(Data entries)
[Start of section]

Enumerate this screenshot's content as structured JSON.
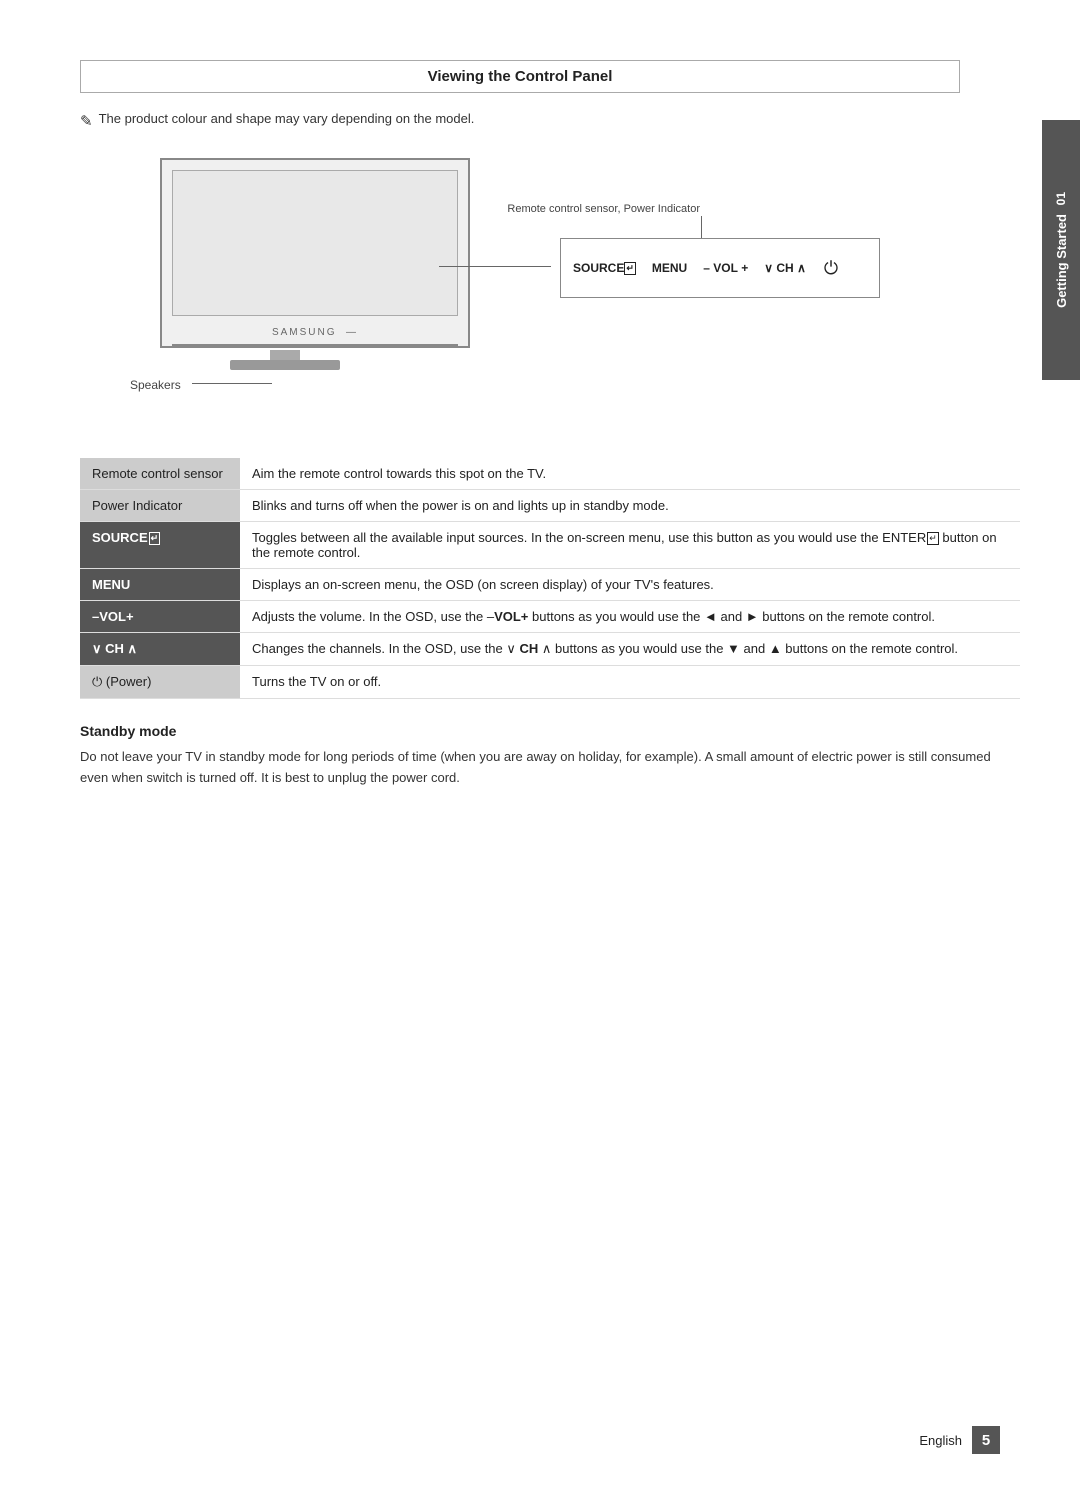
{
  "page": {
    "title": "Viewing the Control Panel",
    "note": "The product colour and shape may vary depending on the model.",
    "note_symbol": "✎",
    "sidebar": {
      "number": "01",
      "label": "Getting Started"
    },
    "diagram": {
      "brand_label": "SAMSUNG",
      "speakers_label": "Speakers",
      "callout_label": "Remote control sensor, Power Indicator",
      "buttons_display": "SOURCE⏎  MENU  – VOL +  ∨ CH ∧  ⏻"
    },
    "table": {
      "rows": [
        {
          "label": "Remote control sensor",
          "description": "Aim the remote control towards this spot on the TV.",
          "style": "light"
        },
        {
          "label": "Power Indicator",
          "description": "Blinks and turns off when the power is on and lights up in standby mode.",
          "style": "light"
        },
        {
          "label": "SOURCE⏎",
          "description": "Toggles between all the available input sources. In the on-screen menu, use this button as you would use the ENTER⏎ button on the remote control.",
          "style": "dark"
        },
        {
          "label": "MENU",
          "description": "Displays an on-screen menu, the OSD (on screen display) of your TV's features.",
          "style": "dark"
        },
        {
          "label": "−VOL+",
          "description": "Adjusts the volume. In the OSD, use the −VOL+ buttons as you would use the ◄ and ► buttons on the remote control.",
          "style": "dark"
        },
        {
          "label": "∨ CH ∧",
          "description": "Changes the channels. In the OSD, use the ∨ CH ∧ buttons as you would use the ▼ and ▲ buttons on the remote control.",
          "style": "dark"
        },
        {
          "label": "⏻ (Power)",
          "description": "Turns the TV on or off.",
          "style": "light"
        }
      ]
    },
    "standby": {
      "title": "Standby mode",
      "text": "Do not leave your TV in standby mode for long periods of time (when you are away on holiday, for example). A small amount of electric power is still consumed even when switch is turned off. It is best to unplug the power cord."
    },
    "footer": {
      "language": "English",
      "page_number": "5"
    }
  }
}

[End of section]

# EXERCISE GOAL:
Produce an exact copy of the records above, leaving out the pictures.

# SOLUTION TO THIS PROBLEM:
Enumerate this screenshot's content as structured JSON.
{
  "page": {
    "title": "Viewing the Control Panel",
    "note": "The product colour and shape may vary depending on the model.",
    "note_symbol": "✎",
    "sidebar": {
      "number": "01",
      "label": "Getting Started"
    },
    "diagram": {
      "brand_label": "SAMSUNG",
      "speakers_label": "Speakers",
      "callout_label": "Remote control sensor, Power Indicator",
      "buttons_display": "SOURCE⏎  MENU  – VOL +  ∨ CH ∧  ⏻"
    },
    "table": {
      "rows": [
        {
          "label": "Remote control sensor",
          "description": "Aim the remote control towards this spot on the TV.",
          "style": "light"
        },
        {
          "label": "Power Indicator",
          "description": "Blinks and turns off when the power is on and lights up in standby mode.",
          "style": "light"
        },
        {
          "label": "SOURCE⏎",
          "description": "Toggles between all the available input sources. In the on-screen menu, use this button as you would use the ENTER⏎ button on the remote control.",
          "style": "dark"
        },
        {
          "label": "MENU",
          "description": "Displays an on-screen menu, the OSD (on screen display) of your TV's features.",
          "style": "dark"
        },
        {
          "label": "−VOL+",
          "description": "Adjusts the volume. In the OSD, use the −VOL+ buttons as you would use the ◄ and ► buttons on the remote control.",
          "style": "dark"
        },
        {
          "label": "∨ CH ∧",
          "description": "Changes the channels. In the OSD, use the ∨ CH ∧ buttons as you would use the ▼ and ▲ buttons on the remote control.",
          "style": "dark"
        },
        {
          "label": "⏻ (Power)",
          "description": "Turns the TV on or off.",
          "style": "light"
        }
      ]
    },
    "standby": {
      "title": "Standby mode",
      "text": "Do not leave your TV in standby mode for long periods of time (when you are away on holiday, for example). A small amount of electric power is still consumed even when switch is turned off. It is best to unplug the power cord."
    },
    "footer": {
      "language": "English",
      "page_number": "5"
    }
  }
}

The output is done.